Thomas Peters (ca. 1738-1792) was a courageous Afro-American whose efforts made possible the founding of Freetown.Thomas Peters
He was born a slave in the North American colonies and worked in his master’s flour mill in North Carolina. During the American Revolution, Peters ran away and joined the British Army, becoming a sergeant in the Black Pioneers. When the British lost the war, they evacuated Peters and hundreds of other Black Loyalists to Nova Scotia—but after seven years in Canada, the former slaves had still received no land and were living only on a meagre government ration and suffering from the cold.
Peters, though poor and uneducated, found the courage to travel to England in search of help for his people.
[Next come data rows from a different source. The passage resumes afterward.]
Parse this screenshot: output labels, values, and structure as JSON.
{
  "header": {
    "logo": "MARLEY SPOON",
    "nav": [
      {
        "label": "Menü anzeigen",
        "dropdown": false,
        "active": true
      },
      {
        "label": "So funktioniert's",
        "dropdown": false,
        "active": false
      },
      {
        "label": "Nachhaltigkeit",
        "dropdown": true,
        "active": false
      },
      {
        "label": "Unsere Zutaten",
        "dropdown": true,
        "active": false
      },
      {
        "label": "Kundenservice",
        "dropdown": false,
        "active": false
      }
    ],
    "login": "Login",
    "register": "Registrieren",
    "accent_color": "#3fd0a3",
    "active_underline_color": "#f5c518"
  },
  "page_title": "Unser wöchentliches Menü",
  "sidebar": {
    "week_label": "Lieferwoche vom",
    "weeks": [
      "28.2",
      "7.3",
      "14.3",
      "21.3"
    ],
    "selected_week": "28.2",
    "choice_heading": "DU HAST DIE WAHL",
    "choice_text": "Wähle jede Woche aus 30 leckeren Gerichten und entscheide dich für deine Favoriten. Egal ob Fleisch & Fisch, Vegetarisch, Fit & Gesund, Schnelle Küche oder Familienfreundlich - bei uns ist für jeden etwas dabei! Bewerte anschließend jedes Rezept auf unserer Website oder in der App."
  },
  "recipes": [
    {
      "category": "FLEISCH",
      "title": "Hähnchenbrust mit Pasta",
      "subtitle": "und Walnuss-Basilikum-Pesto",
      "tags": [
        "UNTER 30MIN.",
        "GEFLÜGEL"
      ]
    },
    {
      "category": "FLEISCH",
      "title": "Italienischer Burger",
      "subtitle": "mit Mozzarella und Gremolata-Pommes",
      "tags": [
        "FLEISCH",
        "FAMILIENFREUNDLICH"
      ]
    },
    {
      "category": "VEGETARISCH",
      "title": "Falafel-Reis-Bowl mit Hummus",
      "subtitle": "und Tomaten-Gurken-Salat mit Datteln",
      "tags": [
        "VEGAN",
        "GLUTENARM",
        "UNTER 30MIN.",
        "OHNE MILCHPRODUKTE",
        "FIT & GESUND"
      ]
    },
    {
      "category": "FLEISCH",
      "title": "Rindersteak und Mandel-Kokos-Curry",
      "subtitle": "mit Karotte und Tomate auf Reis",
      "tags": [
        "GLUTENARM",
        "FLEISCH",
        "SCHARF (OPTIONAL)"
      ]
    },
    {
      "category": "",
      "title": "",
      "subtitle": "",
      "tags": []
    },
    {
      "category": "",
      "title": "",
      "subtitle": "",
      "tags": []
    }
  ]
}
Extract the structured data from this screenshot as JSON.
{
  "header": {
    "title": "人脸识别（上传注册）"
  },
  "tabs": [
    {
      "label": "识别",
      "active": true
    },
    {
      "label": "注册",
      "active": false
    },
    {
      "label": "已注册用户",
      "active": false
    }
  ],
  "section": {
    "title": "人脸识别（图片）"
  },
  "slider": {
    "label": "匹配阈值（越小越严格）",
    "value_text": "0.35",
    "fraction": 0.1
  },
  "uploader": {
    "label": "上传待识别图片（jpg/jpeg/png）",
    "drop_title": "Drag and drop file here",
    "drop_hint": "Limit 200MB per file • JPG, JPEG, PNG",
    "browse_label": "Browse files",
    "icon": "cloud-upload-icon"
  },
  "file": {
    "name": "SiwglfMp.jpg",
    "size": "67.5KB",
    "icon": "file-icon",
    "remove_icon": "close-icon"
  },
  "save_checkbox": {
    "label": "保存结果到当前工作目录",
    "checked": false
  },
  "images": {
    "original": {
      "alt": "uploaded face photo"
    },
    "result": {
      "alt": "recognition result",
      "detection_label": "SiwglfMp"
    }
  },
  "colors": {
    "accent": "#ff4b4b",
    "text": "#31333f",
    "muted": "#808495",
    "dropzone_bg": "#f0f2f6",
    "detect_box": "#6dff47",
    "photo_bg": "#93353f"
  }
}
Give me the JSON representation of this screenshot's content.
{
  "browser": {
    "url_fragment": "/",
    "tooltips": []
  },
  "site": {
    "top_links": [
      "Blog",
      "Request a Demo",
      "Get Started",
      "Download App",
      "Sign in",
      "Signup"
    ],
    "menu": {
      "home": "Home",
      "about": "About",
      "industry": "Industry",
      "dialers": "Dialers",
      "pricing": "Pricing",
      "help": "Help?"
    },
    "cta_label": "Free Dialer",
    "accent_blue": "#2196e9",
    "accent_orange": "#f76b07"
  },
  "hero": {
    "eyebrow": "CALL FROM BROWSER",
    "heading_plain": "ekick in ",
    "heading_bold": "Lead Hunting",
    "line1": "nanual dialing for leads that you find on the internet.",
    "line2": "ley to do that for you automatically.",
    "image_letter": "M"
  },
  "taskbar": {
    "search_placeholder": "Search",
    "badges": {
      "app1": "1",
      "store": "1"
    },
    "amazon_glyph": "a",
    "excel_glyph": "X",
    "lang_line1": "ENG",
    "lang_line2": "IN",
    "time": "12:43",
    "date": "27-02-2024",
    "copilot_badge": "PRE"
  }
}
He was in grave danger from the moment he left Canada, as he was still legally a slave in the newly-independent United States, and could have been taken there and sold back into slavery by an unscrupulous sea captain. But Thomas Peters managed to reach London, and he convinced the Sierra Leone Company to send ships to help his people establish a colony in Africa.
He then returned to Nova Scotia and, by sheer force of personality, persuaded over eleven hundred former slaves to join him in the voyage to Sierra Leone. Thomas Peters and his “Nova Scotians” founded Freetown in 1792 near the site of the Province of Freedom, which had been destroyed several years earlier.
But problems soon developed when the white men of the Sierra Leone Company insisted on running the colony as they saw fit. Thomas Peters confronted the English commander, demanding that his people run their own affairs through an elected committee, but he was unsuccessful in his attempt to establish self-rule. He died shortly afterwards, a victim of malaria in the colony’s first rainy season.
Thomas Peters was totally committed to freedom, and fought for it until the very last day of his life. More than anyone else, he exemplifies the spirit of hope and determination that gave birth to the city of Freetown.
Reference: Sierra Leone Web